Q: Does my genotype affect the likelihood that I’ll develop cirrhosis or liver cancer?


Possibly.  Some evidence suggests that people infected with genotype 1 HCV (particularly subtype 1b) have a greater incidence of cirrhosis than those infected with other genotypes. Regardless of whether this observation is true, the recommended management plan doesn’t change significantly.

The progression of liver damage is slow, often occurring over decades. So anyone newly diagnosed HCV should be assessed for liver damage. Liver damage is an indication for therapy.

The risk of developing liver cancer doesn’t appear to be related to HCV genotype. In chronic HCV infection, hepatocellular carcinoma (liver cancer) only develops once cirrhosis has been established. If an infected patient is effectively treated before they develop cirrhosis, then the infecting genotype isn’t a factor. 
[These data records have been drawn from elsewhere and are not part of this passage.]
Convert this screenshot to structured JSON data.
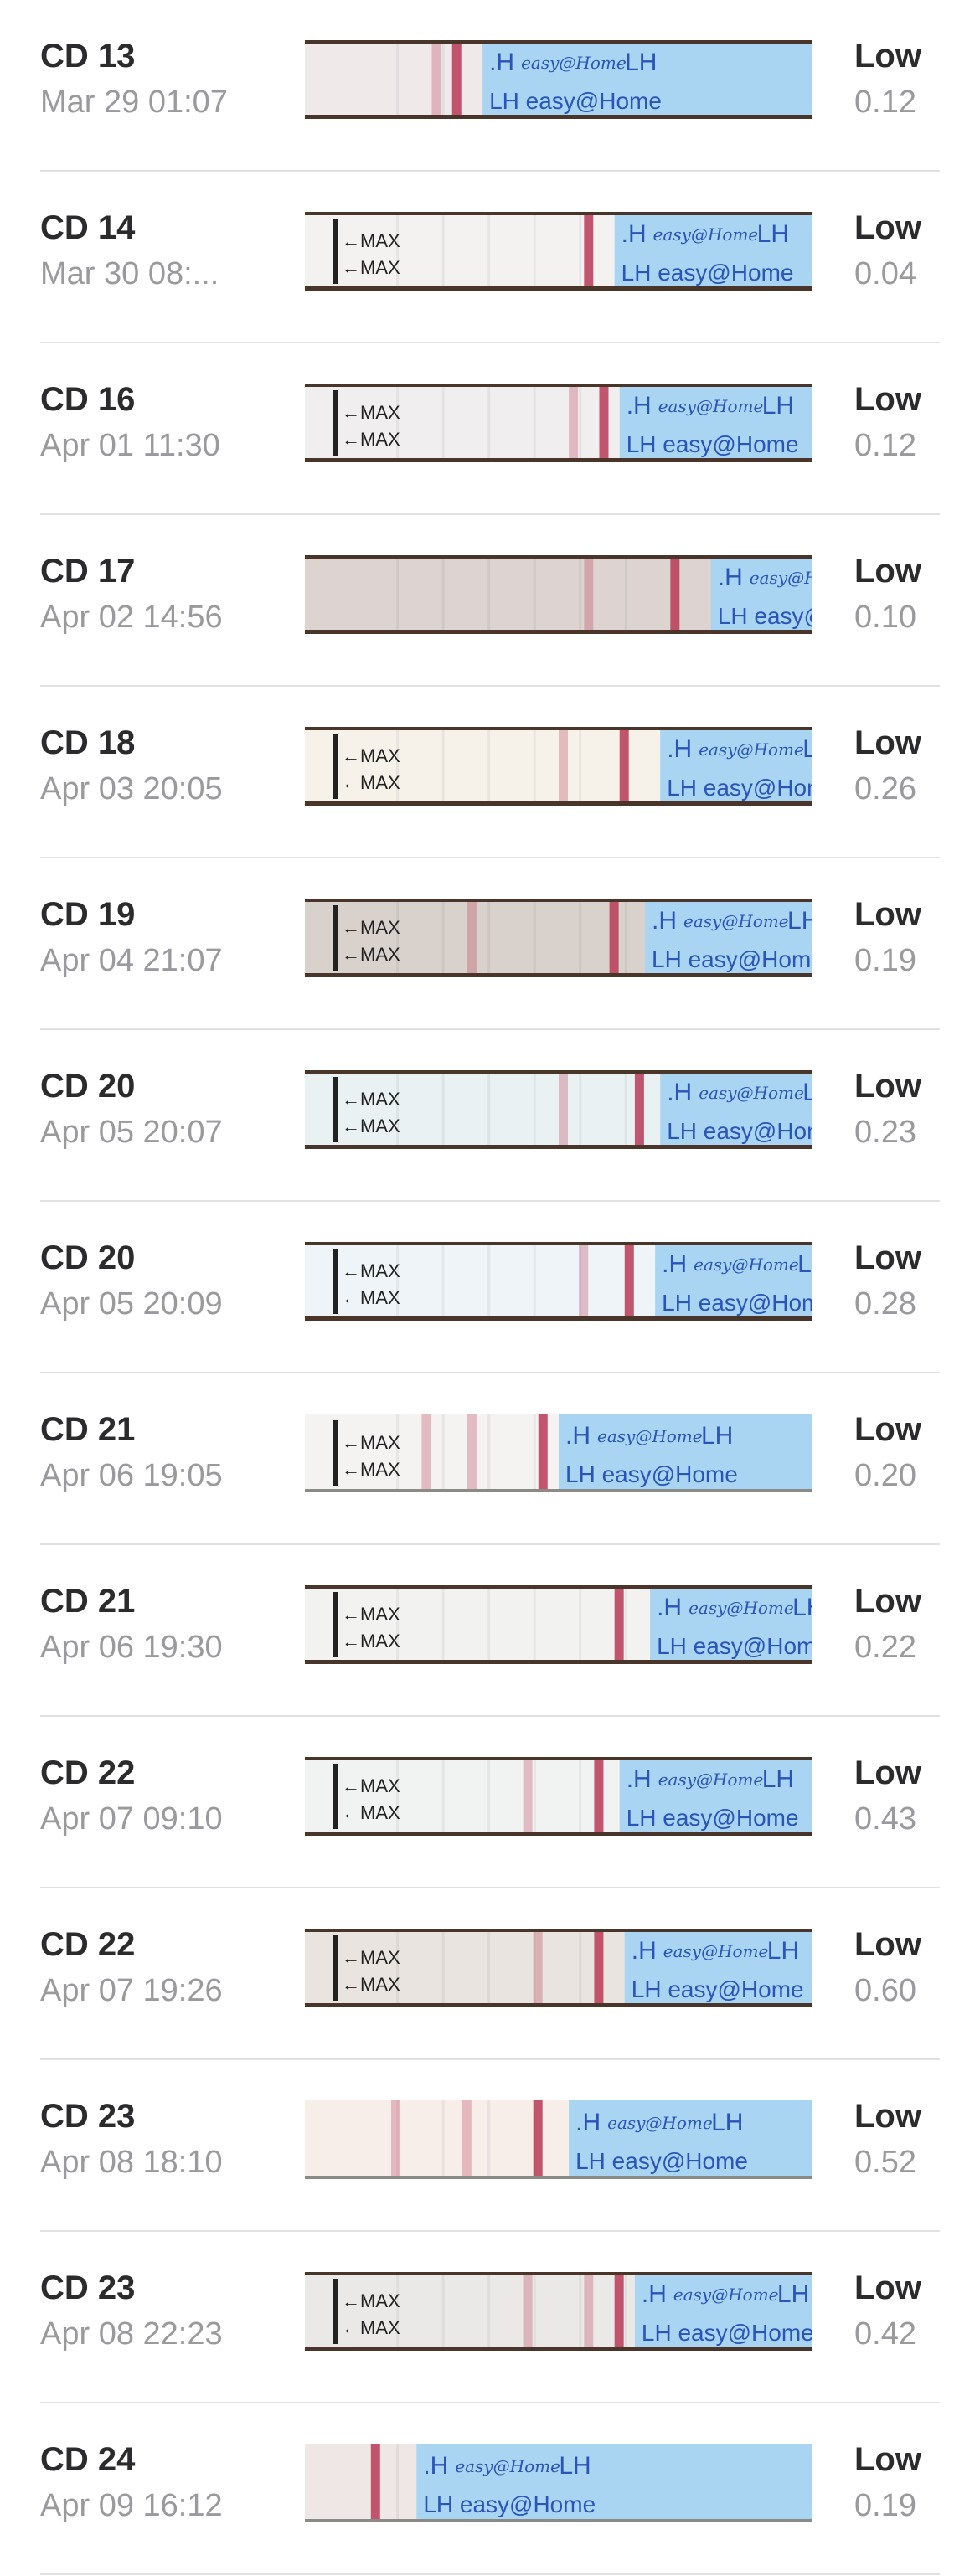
{
  "brand_text": "easy@Home",
  "lh_text": "LH",
  "max_text": "MAX",
  "colors": {
    "strip_blue": "#a9d4f2",
    "strip_text": "#2a55b8",
    "test_line": "#b93a56",
    "tape_brown": "#4a352a",
    "label": "#2b2b2d",
    "secondary": "#9a9a9e",
    "divider": "#e1e1e4"
  },
  "entries": [
    {
      "cd": "CD 13",
      "date": "Mar 29 01:07",
      "status": "Low",
      "value": "0.12",
      "strip": {
        "bg": "#efe9ea",
        "lines": [
          0.25,
          0.29
        ],
        "blue_start": 0.35,
        "max": false,
        "frame": true
      }
    },
    {
      "cd": "CD 14",
      "date": "Mar 30 08:...",
      "status": "Low",
      "value": "0.04",
      "strip": {
        "bg": "#f4f2f1",
        "lines": [
          0.55
        ],
        "blue_start": 0.61,
        "max": true,
        "frame": true
      }
    },
    {
      "cd": "CD 16",
      "date": "Apr 01 11:30",
      "status": "Low",
      "value": "0.12",
      "strip": {
        "bg": "#f1eeef",
        "lines": [
          0.52,
          0.58
        ],
        "blue_start": 0.62,
        "max": true,
        "frame": true
      }
    },
    {
      "cd": "CD 17",
      "date": "Apr 02 14:56",
      "status": "Low",
      "value": "0.10",
      "strip": {
        "bg": "#ddd4d1",
        "lines": [
          0.55,
          0.72
        ],
        "blue_start": 0.8,
        "max": false,
        "frame": true
      }
    },
    {
      "cd": "CD 18",
      "date": "Apr 03 20:05",
      "status": "Low",
      "value": "0.26",
      "strip": {
        "bg": "#f6f2ea",
        "lines": [
          0.5,
          0.62
        ],
        "blue_start": 0.7,
        "max": true,
        "frame": true
      }
    },
    {
      "cd": "CD 19",
      "date": "Apr 04 21:07",
      "status": "Low",
      "value": "0.19",
      "strip": {
        "bg": "#d9d2cc",
        "lines": [
          0.32,
          0.6
        ],
        "blue_start": 0.67,
        "max": true,
        "frame": true
      }
    },
    {
      "cd": "CD 20",
      "date": "Apr 05 20:07",
      "status": "Low",
      "value": "0.23",
      "strip": {
        "bg": "#e9f1f3",
        "lines": [
          0.5,
          0.65
        ],
        "blue_start": 0.7,
        "max": true,
        "frame": true
      }
    },
    {
      "cd": "CD 20",
      "date": "Apr 05 20:09",
      "status": "Low",
      "value": "0.28",
      "strip": {
        "bg": "#eef4f7",
        "lines": [
          0.54,
          0.63
        ],
        "blue_start": 0.69,
        "max": true,
        "frame": true
      }
    },
    {
      "cd": "CD 21",
      "date": "Apr 06 19:05",
      "status": "Low",
      "value": "0.20",
      "strip": {
        "bg": "#f5f2f2",
        "lines": [
          0.23,
          0.32,
          0.46
        ],
        "blue_start": 0.5,
        "max": true,
        "frame": false
      }
    },
    {
      "cd": "CD 21",
      "date": "Apr 06 19:30",
      "status": "Low",
      "value": "0.22",
      "strip": {
        "bg": "#f2f2f1",
        "lines": [
          0.61
        ],
        "blue_start": 0.68,
        "max": true,
        "frame": true
      }
    },
    {
      "cd": "CD 22",
      "date": "Apr 07 09:10",
      "status": "Low",
      "value": "0.43",
      "strip": {
        "bg": "#f1f3f3",
        "lines": [
          0.43,
          0.57
        ],
        "blue_start": 0.62,
        "max": true,
        "frame": true
      }
    },
    {
      "cd": "CD 22",
      "date": "Apr 07 19:26",
      "status": "Low",
      "value": "0.60",
      "strip": {
        "bg": "#e9e4df",
        "lines": [
          0.45,
          0.57
        ],
        "blue_start": 0.63,
        "max": true,
        "frame": true
      }
    },
    {
      "cd": "CD 23",
      "date": "Apr 08 18:10",
      "status": "Low",
      "value": "0.52",
      "strip": {
        "bg": "#f7eeea",
        "lines": [
          0.17,
          0.31,
          0.45
        ],
        "blue_start": 0.52,
        "max": false,
        "frame": false
      }
    },
    {
      "cd": "CD 23",
      "date": "Apr 08 22:23",
      "status": "Low",
      "value": "0.42",
      "strip": {
        "bg": "#ebe9e8",
        "lines": [
          0.43,
          0.55,
          0.61
        ],
        "blue_start": 0.65,
        "max": true,
        "frame": true
      }
    },
    {
      "cd": "CD 24",
      "date": "Apr 09 16:12",
      "status": "Low",
      "value": "0.19",
      "strip": {
        "bg": "#efe6e6",
        "lines": [
          0.13
        ],
        "blue_start": 0.22,
        "max": false,
        "frame": false
      }
    }
  ]
}
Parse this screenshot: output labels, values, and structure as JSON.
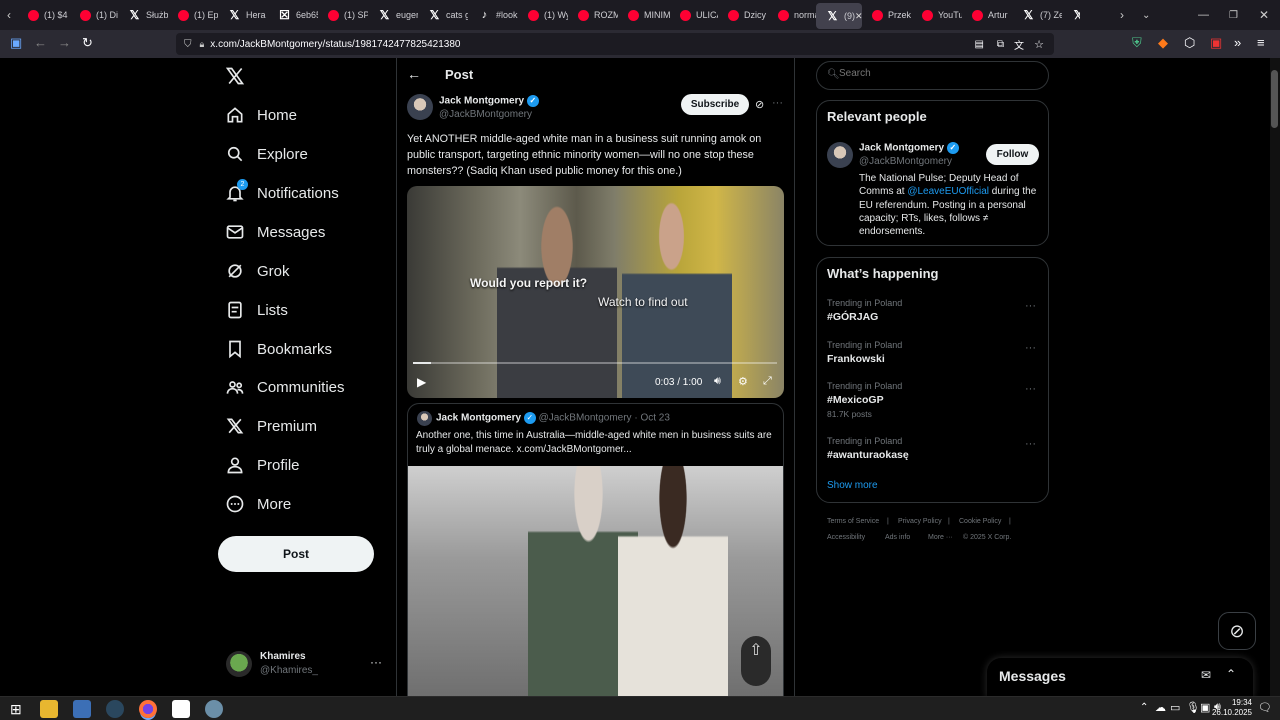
{
  "tabs": [
    {
      "label": "(1) $4",
      "icon": "youtube"
    },
    {
      "label": "(1) Di",
      "icon": "youtube"
    },
    {
      "label": "Służb",
      "icon": "x"
    },
    {
      "label": "(1) Ep",
      "icon": "youtube"
    },
    {
      "label": "Hera",
      "icon": "x"
    },
    {
      "label": "6eb65",
      "icon": "x-box"
    },
    {
      "label": "(1) SP",
      "icon": "youtube"
    },
    {
      "label": "euger",
      "icon": "x"
    },
    {
      "label": "cats g",
      "icon": "x"
    },
    {
      "label": "#look",
      "icon": "tiktok"
    },
    {
      "label": "(1) Wy",
      "icon": "youtube"
    },
    {
      "label": "ROZM",
      "icon": "youtube"
    },
    {
      "label": "MINIM",
      "icon": "youtube"
    },
    {
      "label": "ULICA",
      "icon": "youtube"
    },
    {
      "label": "Dzicy",
      "icon": "youtube"
    },
    {
      "label": "norma",
      "icon": "youtube"
    },
    {
      "label": "(9)",
      "icon": "x"
    },
    {
      "label": "Przek",
      "icon": "youtube"
    },
    {
      "label": "YouTu",
      "icon": "youtube"
    },
    {
      "label": "Artur",
      "icon": "youtube"
    },
    {
      "label": "(7) Ze",
      "icon": "x"
    },
    {
      "label": "",
      "icon": "x"
    }
  ],
  "url": "x.com/JackBMontgomery/status/1981742477825421380",
  "nav": {
    "items": [
      "Home",
      "Explore",
      "Notifications",
      "Messages",
      "Grok",
      "Lists",
      "Bookmarks",
      "Communities",
      "Premium",
      "Profile",
      "More"
    ],
    "post_button": "Post",
    "notifications_badge": "2",
    "account_name": "Khamires",
    "account_handle": "@Khamires_"
  },
  "post": {
    "header": "Post",
    "author_name": "Jack Montgomery",
    "author_handle": "@JackBMontgomery",
    "subscribe_label": "Subscribe",
    "text": "Yet ANOTHER middle-aged white man in a business suit running amok on public transport, targeting ethnic minority women—will no one stop these monsters?? (Sadiq Khan used public money for this one.)",
    "video_caption_1": "Would you report it?",
    "video_caption_2": "Watch to find out",
    "video_time": "0:03 / 1:00",
    "video_progress": 0.05
  },
  "quoted": {
    "author_name": "Jack Montgomery",
    "author_handle": "@JackBMontgomery",
    "date": "· Oct 23",
    "text": "Another one, this time in Australia—middle-aged white men in business suits are truly a global menace.  x.com/JackBMontgomer..."
  },
  "search": {
    "placeholder": "Search"
  },
  "relevant": {
    "title": "Relevant people",
    "name": "Jack Montgomery",
    "handle": "@JackBMontgomery",
    "follow_label": "Follow",
    "bio_1": "The National Pulse; Deputy Head of Comms at ",
    "bio_mention": "@LeaveEUOfficial",
    "bio_2": " during the EU referendum. Posting in a personal capacity; RTs, likes, follows ≠ endorsements."
  },
  "happening": {
    "title": "What’s happening",
    "trends": [
      {
        "context": "Trending in Poland",
        "topic": "#GÓRJAG",
        "posts": ""
      },
      {
        "context": "Trending in Poland",
        "topic": "Frankowski",
        "posts": ""
      },
      {
        "context": "Trending in Poland",
        "topic": "#MexicoGP",
        "posts": "81.7K posts"
      },
      {
        "context": "Trending in Poland",
        "topic": "#awanturaokasę",
        "posts": ""
      }
    ],
    "show_more": "Show more"
  },
  "footer": [
    "Terms of Service",
    "|",
    "Privacy Policy",
    "|",
    "Cookie Policy",
    "|",
    "Accessibility",
    "Ads info",
    "More ···",
    "© 2025 X Corp."
  ],
  "messages_drawer": "Messages",
  "clock": {
    "time": "19:34",
    "date": "26.10.2025"
  },
  "colors": {
    "accent": "#1d9bf0",
    "background": "#000000",
    "border": "#2f3336"
  }
}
However, in people who have already developed cirrhosis, there is some data suggesting that genotypes 1b or 3 may increase the risk of cancer. Screening for liver cancer is recommended for everyone who has HCV with cirrhosis. Some doctors recommend more frequent screening for those infected with genotypes 1 and 3.

About the Doctor

Dr. Hirsch earned his M.D. from Washington University in St. Louis, Mo. He did postgraduate training in both internal medicine and hepatology at the University of California, San Francisco (UCSF). He did additional postgraduate training at the NIH in Allergy & Immunology. He also served as the Chief of Hepatology at the Washington VAMC. Dr. Hirsch held faculty appointments at the medical schools of both Georgetown and George Washington Universities.

Dr. Hirsch has extensive clinical practice serving patients with the hepatitis C virus (HCV). He also has years of experience in pharmaceutical research. Dr. Hirsch has served on advisory boards for industry, national medical societies, and regulatory bodies.